##### Data records #####

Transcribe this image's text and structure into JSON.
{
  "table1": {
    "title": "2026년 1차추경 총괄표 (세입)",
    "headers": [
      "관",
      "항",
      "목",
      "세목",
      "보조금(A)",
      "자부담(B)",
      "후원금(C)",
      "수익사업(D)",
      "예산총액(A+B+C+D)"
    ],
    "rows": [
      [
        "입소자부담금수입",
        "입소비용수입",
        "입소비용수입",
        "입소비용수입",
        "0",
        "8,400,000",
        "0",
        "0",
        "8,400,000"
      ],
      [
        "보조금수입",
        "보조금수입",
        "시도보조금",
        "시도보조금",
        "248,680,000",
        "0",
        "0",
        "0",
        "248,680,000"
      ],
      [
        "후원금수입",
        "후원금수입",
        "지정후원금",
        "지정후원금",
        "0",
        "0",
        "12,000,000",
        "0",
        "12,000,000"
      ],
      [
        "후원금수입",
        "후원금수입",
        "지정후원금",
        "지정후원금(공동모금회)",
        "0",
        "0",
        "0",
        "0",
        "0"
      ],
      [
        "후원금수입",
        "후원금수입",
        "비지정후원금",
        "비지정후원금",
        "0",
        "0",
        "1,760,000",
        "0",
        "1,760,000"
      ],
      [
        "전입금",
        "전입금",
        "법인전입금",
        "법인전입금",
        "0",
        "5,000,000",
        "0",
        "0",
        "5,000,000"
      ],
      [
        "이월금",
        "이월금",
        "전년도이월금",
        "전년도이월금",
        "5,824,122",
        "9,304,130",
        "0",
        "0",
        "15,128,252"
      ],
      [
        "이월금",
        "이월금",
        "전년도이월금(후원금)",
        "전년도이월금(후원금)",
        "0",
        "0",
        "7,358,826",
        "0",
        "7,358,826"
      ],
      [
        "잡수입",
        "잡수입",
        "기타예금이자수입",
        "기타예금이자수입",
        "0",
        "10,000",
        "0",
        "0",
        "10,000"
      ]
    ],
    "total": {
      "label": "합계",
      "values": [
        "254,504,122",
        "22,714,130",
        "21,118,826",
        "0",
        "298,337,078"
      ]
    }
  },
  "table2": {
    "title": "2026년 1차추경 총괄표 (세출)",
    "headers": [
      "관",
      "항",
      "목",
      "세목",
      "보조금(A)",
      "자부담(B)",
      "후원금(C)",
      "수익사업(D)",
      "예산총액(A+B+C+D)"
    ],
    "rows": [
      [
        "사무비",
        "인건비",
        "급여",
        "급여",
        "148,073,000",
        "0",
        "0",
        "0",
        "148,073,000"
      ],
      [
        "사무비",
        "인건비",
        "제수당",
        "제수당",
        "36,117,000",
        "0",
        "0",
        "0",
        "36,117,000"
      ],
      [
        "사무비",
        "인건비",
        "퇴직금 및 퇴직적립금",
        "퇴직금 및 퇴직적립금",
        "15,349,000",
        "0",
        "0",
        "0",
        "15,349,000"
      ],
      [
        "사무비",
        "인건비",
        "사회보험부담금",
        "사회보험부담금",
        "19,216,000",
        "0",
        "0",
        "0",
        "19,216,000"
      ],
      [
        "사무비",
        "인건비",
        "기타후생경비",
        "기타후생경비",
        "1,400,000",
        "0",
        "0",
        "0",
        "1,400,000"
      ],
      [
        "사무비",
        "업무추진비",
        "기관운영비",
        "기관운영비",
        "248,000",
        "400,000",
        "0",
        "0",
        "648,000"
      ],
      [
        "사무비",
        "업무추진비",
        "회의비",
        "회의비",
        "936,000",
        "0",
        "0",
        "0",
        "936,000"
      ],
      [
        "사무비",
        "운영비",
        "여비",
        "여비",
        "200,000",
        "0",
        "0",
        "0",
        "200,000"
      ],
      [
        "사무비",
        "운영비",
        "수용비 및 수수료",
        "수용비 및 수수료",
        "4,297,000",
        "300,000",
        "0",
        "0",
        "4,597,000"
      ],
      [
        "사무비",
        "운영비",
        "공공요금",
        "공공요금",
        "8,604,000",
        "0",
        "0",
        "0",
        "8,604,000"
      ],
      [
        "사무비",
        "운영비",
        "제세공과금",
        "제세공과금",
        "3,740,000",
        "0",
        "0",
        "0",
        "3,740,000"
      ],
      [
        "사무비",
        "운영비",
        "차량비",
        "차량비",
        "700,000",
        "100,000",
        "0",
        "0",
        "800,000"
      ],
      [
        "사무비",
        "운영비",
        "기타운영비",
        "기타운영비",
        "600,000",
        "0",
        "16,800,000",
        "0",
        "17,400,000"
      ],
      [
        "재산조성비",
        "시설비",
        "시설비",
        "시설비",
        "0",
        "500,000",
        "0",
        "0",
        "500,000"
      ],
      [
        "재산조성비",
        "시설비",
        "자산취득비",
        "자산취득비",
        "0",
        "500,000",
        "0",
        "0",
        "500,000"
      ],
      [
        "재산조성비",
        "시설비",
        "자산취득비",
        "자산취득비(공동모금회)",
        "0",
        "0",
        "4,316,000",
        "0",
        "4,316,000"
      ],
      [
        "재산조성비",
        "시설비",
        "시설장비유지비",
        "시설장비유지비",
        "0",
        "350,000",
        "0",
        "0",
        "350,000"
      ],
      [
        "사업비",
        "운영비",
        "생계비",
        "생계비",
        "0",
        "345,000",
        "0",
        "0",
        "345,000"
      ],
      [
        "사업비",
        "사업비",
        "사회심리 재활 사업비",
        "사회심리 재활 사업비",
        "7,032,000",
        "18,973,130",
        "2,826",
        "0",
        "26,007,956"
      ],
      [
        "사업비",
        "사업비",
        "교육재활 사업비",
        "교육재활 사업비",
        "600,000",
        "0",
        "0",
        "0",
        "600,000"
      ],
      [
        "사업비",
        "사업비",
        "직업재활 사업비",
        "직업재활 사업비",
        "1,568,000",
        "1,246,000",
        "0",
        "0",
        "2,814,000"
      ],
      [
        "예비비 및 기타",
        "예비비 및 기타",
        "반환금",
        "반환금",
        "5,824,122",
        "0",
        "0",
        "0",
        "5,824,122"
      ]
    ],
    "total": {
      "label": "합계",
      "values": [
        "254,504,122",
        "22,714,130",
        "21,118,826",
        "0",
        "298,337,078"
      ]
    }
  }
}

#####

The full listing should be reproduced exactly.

Transcribe this image's text and structure into JSON.
{
  "table1": {
    "title": "2026년 1차추경 총괄표 (세입)",
    "headers": [
      "관",
      "항",
      "목",
      "세목",
      "보조금(A)",
      "자부담(B)",
      "후원금(C)",
      "수익사업(D)",
      "예산총액(A+B+C+D)"
    ],
    "rows": [
      [
        "입소자부담금수입",
        "입소비용수입",
        "입소비용수입",
        "입소비용수입",
        "0",
        "8,400,000",
        "0",
        "0",
        "8,400,000"
      ],
      [
        "보조금수입",
        "보조금수입",
        "시도보조금",
        "시도보조금",
        "248,680,000",
        "0",
        "0",
        "0",
        "248,680,000"
      ],
      [
        "후원금수입",
        "후원금수입",
        "지정후원금",
        "지정후원금",
        "0",
        "0",
        "12,000,000",
        "0",
        "12,000,000"
      ],
      [
        "후원금수입",
        "후원금수입",
        "지정후원금",
        "지정후원금(공동모금회)",
        "0",
        "0",
        "0",
        "0",
        "0"
      ],
      [
        "후원금수입",
        "후원금수입",
        "비지정후원금",
        "비지정후원금",
        "0",
        "0",
        "1,760,000",
        "0",
        "1,760,000"
      ],
      [
        "전입금",
        "전입금",
        "법인전입금",
        "법인전입금",
        "0",
        "5,000,000",
        "0",
        "0",
        "5,000,000"
      ],
      [
        "이월금",
        "이월금",
        "전년도이월금",
        "전년도이월금",
        "5,824,122",
        "9,304,130",
        "0",
        "0",
        "15,128,252"
      ],
      [
        "이월금",
        "이월금",
        "전년도이월금(후원금)",
        "전년도이월금(후원금)",
        "0",
        "0",
        "7,358,826",
        "0",
        "7,358,826"
      ],
      [
        "잡수입",
        "잡수입",
        "기타예금이자수입",
        "기타예금이자수입",
        "0",
        "10,000",
        "0",
        "0",
        "10,000"
      ]
    ],
    "total": {
      "label": "합계",
      "values": [
        "254,504,122",
        "22,714,130",
        "21,118,826",
        "0",
        "298,337,078"
      ]
    }
  },
  "table2": {
    "title": "2026년 1차추경 총괄표 (세출)",
    "headers": [
      "관",
      "항",
      "목",
      "세목",
      "보조금(A)",
      "자부담(B)",
      "후원금(C)",
      "수익사업(D)",
      "예산총액(A+B+C+D)"
    ],
    "rows": [
      [
        "사무비",
        "인건비",
        "급여",
        "급여",
        "148,073,000",
        "0",
        "0",
        "0",
        "148,073,000"
      ],
      [
        "사무비",
        "인건비",
        "제수당",
        "제수당",
        "36,117,000",
        "0",
        "0",
        "0",
        "36,117,000"
      ],
      [
        "사무비",
        "인건비",
        "퇴직금 및 퇴직적립금",
        "퇴직금 및 퇴직적립금",
        "15,349,000",
        "0",
        "0",
        "0",
        "15,349,000"
      ],
      [
        "사무비",
        "인건비",
        "사회보험부담금",
        "사회보험부담금",
        "19,216,000",
        "0",
        "0",
        "0",
        "19,216,000"
      ],
      [
        "사무비",
        "인건비",
        "기타후생경비",
        "기타후생경비",
        "1,400,000",
        "0",
        "0",
        "0",
        "1,400,000"
      ],
      [
        "사무비",
        "업무추진비",
        "기관운영비",
        "기관운영비",
        "248,000",
        "400,000",
        "0",
        "0",
        "648,000"
      ],
      [
        "사무비",
        "업무추진비",
        "회의비",
        "회의비",
        "936,000",
        "0",
        "0",
        "0",
        "936,000"
      ],
      [
        "사무비",
        "운영비",
        "여비",
        "여비",
        "200,000",
        "0",
        "0",
        "0",
        "200,000"
      ],
      [
        "사무비",
        "운영비",
        "수용비 및 수수료",
        "수용비 및 수수료",
        "4,297,000",
        "300,000",
        "0",
        "0",
        "4,597,000"
      ],
      [
        "사무비",
        "운영비",
        "공공요금",
        "공공요금",
        "8,604,000",
        "0",
        "0",
        "0",
        "8,604,000"
      ],
      [
        "사무비",
        "운영비",
        "제세공과금",
        "제세공과금",
        "3,740,000",
        "0",
        "0",
        "0",
        "3,740,000"
      ],
      [
        "사무비",
        "운영비",
        "차량비",
        "차량비",
        "700,000",
        "100,000",
        "0",
        "0",
        "800,000"
      ],
      [
        "사무비",
        "운영비",
        "기타운영비",
        "기타운영비",
        "600,000",
        "0",
        "16,800,000",
        "0",
        "17,400,000"
      ],
      [
        "재산조성비",
        "시설비",
        "시설비",
        "시설비",
        "0",
        "500,000",
        "0",
        "0",
        "500,000"
      ],
      [
        "재산조성비",
        "시설비",
        "자산취득비",
        "자산취득비",
        "0",
        "500,000",
        "0",
        "0",
        "500,000"
      ],
      [
        "재산조성비",
        "시설비",
        "자산취득비",
        "자산취득비(공동모금회)",
        "0",
        "0",
        "4,316,000",
        "0",
        "4,316,000"
      ],
      [
        "재산조성비",
        "시설비",
        "시설장비유지비",
        "시설장비유지비",
        "0",
        "350,000",
        "0",
        "0",
        "350,000"
      ],
      [
        "사업비",
        "운영비",
        "생계비",
        "생계비",
        "0",
        "345,000",
        "0",
        "0",
        "345,000"
      ],
      [
        "사업비",
        "사업비",
        "사회심리 재활 사업비",
        "사회심리 재활 사업비",
        "7,032,000",
        "18,973,130",
        "2,826",
        "0",
        "26,007,956"
      ],
      [
        "사업비",
        "사업비",
        "교육재활 사업비",
        "교육재활 사업비",
        "600,000",
        "0",
        "0",
        "0",
        "600,000"
      ],
      [
        "사업비",
        "사업비",
        "직업재활 사업비",
        "직업재활 사업비",
        "1,568,000",
        "1,246,000",
        "0",
        "0",
        "2,814,000"
      ],
      [
        "예비비 및 기타",
        "예비비 및 기타",
        "반환금",
        "반환금",
        "5,824,122",
        "0",
        "0",
        "0",
        "5,824,122"
      ]
    ],
    "total": {
      "label": "합계",
      "values": [
        "254,504,122",
        "22,714,130",
        "21,118,826",
        "0",
        "298,337,078"
      ]
    }
  }
}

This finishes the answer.